Does Facebook Inspire Dangerously Stupid Stunts?

Far too many young folks strive toward Jackass fame when populating their Facebook profiles. Stunts that could either hurt or kill them, or others, become opportunities to score death-defying photos for posting online

Far too many young folks strive toward Jackass fame when populating their Facebook profiles.

Stunts that could either hurt or kill them, or others, become opportunities to score death-defying photos for posting on Facebook.

The proponents of the precarious movements such as planking, teapotting and pillaring appear to live on the edge and use Facebook as their stage to entertain their virtual audience.

Scientists say that teens have always subjected themselves to dangerous risk-taking because the brain’s prefrontal cortex, which governs decision-making is still developing in adolescence.
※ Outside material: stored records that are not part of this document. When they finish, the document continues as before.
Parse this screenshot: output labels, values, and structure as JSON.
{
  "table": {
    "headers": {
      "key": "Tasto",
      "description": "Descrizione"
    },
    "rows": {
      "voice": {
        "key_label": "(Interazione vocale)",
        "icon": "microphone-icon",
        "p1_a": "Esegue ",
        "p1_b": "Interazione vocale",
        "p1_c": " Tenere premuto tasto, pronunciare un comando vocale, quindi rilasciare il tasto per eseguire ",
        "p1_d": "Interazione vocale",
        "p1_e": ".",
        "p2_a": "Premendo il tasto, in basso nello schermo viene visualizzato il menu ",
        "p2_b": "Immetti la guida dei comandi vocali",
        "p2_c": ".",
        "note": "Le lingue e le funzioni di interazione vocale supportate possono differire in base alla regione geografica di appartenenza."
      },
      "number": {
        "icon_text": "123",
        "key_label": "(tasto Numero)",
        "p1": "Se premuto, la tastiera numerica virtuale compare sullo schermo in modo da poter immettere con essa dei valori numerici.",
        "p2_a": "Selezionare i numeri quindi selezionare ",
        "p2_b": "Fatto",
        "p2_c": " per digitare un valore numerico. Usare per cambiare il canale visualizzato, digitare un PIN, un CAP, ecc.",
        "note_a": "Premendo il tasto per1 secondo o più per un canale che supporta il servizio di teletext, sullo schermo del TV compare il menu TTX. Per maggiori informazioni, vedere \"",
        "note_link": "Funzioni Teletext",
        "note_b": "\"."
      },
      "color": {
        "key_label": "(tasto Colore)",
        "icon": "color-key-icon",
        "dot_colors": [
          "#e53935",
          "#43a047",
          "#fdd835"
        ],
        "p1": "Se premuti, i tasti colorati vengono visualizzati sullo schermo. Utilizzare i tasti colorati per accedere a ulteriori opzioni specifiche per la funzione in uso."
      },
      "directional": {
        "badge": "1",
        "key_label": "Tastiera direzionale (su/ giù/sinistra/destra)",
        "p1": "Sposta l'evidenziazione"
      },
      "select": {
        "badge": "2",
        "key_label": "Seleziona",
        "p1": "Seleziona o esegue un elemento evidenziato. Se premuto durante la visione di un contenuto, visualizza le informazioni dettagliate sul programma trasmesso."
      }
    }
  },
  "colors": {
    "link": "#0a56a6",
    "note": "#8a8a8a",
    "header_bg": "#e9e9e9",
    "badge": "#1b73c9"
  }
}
Is Facebook to blame if a teen decides to perform a dangerously stupid stunt? Well, there is currently no data available which states that social networking sites inspire reckless behavior in young people. Experts say that teens have always involved themselves in these types of behaviors except that in generations before, there were no publicly shared forums like Facebook.

The most recent Jackass-like stunt that is the latest global fad amongst young people is planking.

It’s a craze that is causing people to lie face down with their arms at their sides, positioning themselves as stiff as a board on structures in public places and be photographed for Facebook.

Sounds harmless enough? Well, far from it! Apparently, this latest sometimes death-defying sport, claimed its first victim last Sunday, when 20-year-old Acton Beale, an Australian, planked himself on the balcony railing of a seven-story building and plunged to his death.

Plankers can be found anywhere, on the roofs of moving vehicles, on rock formations and even across busy highways. Police in Australia are pretty fed up with the odd craze which has a heightened popularity there, and are cracking the whip by either ticketing or arresting anyone, who takes part in the risky public stunt which has a Facebook following of nearly 195,000.

And speaking of stunts, hot on the heels of planking is yet another Facebook fad that has caught on like wildfire called teapotting.

Based on the song, “I’m a Little Teapot,” the participants all assume a teapot stance while placing themselves in supposedly safe environments, so that they can also be photographed for Facebook. The originators of the sport are two Australian college psychology teachers who are promoting “responsible teapotting.”

Teapotting seems innocent enough but then again, there are always those death wish participants, who take the game to another bone-chilling level. The Facebook page has upwards of 3,500 followers, not including copycat pages and groups.

Planking and teapotting have now spawned another wannabe-extremist sport called pillaring. Similar to planking, pillaring is its cadaver-like cousin and requires standing straight and tall with no movement and again, placing yourself in odd places. Thus far, the lame alternative to planking has garnered some nearly 2,500 Facebook followers.

The art of one-upping has been around since the year of the flood.